More on that so-called Iraqi peace offer. New York Times reporter James Risen and Iraq expert Ken Pollack were on CNN's NewsNight with Aaron Brown last night, chewing over Risen's story on a last-minute peace overture that appeared to have Saddam Hussein's blessing.
Maybe there's more to tell, but it sounds like this is going nowhere. Pollack -- a prowar ex-Clinton official -- was dubious in the extreme, saying, "There is no reason to believe that Iraqi intelligence had any intention of delivering on any of the promises that they were dangling in front of the United States. Far more likely what they were trying to do was to derail the US war effort without actually giving up anything."
And Risen himself made no great claims for his story, other than to assert that it was accurate. For instance:
I think, as Ken said, you know, you can't get into the mind of Saddam Hussein very easily. It's quite possible this was all, that he wasn't really serious about this. All I'm saying in my reporting is that this happened. This channel happened....
So, I'm convinced that Habbush met with Hage, that Hage then met with Richard Perle, that Perle then talked to the CIA. I'm not trying to say that this was real or that Saddam Hussein was serious. I'm just saying this channel happened.
Josh Marshall has a different take on the whole thing, arguing that the story was a setup by the neocons to help one of their own -- Michael Maloof, who also figures in the story, and who lost his security clearance earlier this year.
Marshall is very astute, but also a bit too cynical for Media Log's tastes, given that he seems to think that if you can speculate on the motive, you can dismiss the story.
On the other hand, Pollack's and Risen's comments were pretty convincing that there is a wisp of smoke here, but no fire.
Divide and conquer. New York Times columnist Paul Krugman today reminds us of how the Republicans have used the Confederate flag to advance their interests in the South.

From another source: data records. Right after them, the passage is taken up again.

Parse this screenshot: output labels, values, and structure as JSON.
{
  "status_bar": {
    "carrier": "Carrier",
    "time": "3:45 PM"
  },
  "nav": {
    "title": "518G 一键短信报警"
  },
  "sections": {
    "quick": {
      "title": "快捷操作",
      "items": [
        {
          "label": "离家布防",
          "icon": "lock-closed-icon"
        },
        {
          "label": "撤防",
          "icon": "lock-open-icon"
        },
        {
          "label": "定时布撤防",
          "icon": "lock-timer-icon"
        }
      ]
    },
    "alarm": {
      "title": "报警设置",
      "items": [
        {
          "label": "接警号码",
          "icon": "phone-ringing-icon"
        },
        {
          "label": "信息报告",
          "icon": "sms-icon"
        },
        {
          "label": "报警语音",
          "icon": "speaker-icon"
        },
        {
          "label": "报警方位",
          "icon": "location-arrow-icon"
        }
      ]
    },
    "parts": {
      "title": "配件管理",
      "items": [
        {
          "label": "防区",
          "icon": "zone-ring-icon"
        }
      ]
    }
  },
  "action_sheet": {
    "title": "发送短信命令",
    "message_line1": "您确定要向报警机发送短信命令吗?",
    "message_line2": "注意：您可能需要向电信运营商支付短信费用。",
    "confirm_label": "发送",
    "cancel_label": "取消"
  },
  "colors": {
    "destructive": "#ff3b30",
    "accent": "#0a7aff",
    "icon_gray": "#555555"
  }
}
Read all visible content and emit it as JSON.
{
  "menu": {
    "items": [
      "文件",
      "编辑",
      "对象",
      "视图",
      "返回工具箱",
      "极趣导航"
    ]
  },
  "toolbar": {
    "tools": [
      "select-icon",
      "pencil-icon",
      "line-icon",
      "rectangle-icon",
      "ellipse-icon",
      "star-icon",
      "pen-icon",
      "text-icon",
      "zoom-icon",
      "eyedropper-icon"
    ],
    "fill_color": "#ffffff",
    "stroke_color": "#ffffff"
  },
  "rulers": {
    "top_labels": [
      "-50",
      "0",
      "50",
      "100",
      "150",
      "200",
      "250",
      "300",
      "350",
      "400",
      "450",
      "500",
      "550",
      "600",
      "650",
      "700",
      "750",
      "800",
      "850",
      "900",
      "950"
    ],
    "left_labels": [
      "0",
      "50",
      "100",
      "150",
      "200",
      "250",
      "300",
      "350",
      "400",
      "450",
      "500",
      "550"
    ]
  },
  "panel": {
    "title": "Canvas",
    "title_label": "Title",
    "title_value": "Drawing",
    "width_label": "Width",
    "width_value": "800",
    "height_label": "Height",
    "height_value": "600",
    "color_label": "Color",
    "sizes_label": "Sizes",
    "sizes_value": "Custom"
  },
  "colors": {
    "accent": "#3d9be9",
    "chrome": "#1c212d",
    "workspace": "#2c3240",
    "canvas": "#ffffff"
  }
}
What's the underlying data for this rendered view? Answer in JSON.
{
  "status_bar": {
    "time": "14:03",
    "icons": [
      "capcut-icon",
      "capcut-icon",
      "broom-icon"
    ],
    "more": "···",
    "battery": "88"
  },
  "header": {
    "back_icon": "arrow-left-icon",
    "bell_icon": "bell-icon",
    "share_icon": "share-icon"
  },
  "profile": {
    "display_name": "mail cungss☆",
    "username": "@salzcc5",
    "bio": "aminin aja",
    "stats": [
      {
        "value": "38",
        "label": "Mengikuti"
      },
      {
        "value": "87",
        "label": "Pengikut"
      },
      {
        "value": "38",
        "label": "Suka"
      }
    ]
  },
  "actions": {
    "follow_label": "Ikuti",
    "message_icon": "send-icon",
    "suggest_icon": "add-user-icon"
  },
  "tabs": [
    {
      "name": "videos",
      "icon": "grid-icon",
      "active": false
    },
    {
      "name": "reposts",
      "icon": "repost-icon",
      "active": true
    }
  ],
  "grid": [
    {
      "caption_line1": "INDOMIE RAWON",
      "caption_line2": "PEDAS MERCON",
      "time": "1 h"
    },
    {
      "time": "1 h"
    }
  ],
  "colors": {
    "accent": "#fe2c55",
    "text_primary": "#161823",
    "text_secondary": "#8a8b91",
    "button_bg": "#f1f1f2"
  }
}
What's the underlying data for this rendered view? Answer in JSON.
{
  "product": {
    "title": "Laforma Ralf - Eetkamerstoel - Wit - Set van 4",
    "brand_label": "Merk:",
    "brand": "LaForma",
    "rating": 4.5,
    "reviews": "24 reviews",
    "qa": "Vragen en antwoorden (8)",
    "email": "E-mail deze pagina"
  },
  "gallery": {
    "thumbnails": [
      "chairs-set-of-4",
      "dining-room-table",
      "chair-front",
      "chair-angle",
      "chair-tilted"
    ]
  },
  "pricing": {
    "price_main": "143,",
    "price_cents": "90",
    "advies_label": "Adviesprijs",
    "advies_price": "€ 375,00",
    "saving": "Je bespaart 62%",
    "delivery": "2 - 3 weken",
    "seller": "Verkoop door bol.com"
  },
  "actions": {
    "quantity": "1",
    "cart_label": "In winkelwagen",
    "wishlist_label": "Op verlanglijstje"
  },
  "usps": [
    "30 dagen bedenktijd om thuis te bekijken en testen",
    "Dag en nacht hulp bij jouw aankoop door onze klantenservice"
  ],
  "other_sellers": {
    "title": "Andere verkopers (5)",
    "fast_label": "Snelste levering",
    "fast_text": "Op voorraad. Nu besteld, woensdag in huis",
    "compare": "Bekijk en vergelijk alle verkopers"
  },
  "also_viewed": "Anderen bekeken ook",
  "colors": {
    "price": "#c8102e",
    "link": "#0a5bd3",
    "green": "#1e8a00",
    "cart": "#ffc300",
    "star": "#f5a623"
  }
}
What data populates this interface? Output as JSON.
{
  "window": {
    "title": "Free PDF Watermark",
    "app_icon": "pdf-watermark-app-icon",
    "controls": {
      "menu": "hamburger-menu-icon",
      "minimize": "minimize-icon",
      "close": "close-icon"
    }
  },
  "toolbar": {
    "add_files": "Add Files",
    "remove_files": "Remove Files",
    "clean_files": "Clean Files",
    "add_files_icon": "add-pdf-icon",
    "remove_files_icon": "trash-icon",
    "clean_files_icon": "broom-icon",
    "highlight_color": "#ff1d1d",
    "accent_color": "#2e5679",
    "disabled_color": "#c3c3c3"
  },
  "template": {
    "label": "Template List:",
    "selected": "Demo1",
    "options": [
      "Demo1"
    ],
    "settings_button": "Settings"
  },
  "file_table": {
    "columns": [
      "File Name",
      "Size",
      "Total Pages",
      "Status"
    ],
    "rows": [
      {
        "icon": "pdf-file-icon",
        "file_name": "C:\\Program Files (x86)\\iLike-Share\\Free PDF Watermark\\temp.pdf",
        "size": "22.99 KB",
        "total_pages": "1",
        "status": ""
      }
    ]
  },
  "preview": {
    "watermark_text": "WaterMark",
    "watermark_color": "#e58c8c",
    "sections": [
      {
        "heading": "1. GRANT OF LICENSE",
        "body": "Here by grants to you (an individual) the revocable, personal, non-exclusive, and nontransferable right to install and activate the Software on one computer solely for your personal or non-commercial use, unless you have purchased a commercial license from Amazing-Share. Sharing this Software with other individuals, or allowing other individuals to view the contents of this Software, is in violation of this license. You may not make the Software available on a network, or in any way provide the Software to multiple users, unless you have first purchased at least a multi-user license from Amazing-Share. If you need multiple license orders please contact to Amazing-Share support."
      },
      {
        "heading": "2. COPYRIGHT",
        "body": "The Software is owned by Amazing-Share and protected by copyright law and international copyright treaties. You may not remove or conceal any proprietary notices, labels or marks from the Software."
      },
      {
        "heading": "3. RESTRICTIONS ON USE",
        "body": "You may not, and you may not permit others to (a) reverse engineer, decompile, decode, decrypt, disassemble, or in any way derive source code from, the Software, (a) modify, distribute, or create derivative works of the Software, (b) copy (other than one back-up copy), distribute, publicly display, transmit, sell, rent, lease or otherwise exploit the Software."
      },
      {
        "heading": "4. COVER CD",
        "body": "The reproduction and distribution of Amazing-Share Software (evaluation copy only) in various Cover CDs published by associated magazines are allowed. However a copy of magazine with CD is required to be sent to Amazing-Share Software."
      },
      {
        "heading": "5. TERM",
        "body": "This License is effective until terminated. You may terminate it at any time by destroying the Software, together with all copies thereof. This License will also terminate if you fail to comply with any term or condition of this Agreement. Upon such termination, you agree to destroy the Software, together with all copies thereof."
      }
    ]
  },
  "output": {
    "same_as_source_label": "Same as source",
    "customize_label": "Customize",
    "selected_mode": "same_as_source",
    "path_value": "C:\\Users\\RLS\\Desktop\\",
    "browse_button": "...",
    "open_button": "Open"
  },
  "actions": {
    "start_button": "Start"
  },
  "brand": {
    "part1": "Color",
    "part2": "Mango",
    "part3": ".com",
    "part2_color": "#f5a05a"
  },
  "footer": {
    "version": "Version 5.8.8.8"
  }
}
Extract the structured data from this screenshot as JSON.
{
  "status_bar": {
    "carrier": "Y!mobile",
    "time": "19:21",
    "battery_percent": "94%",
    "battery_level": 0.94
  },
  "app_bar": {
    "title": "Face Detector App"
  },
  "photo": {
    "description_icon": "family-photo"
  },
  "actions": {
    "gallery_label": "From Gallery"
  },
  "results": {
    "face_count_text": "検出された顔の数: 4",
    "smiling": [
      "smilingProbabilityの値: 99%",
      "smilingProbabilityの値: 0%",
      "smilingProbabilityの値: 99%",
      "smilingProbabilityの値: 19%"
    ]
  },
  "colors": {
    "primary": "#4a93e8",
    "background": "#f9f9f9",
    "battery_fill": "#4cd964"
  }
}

And the Boston Globe's Mary Leonard reports that the GOP is salivating over the prospect of making same-sex marriage an issue in the 2004 campaign.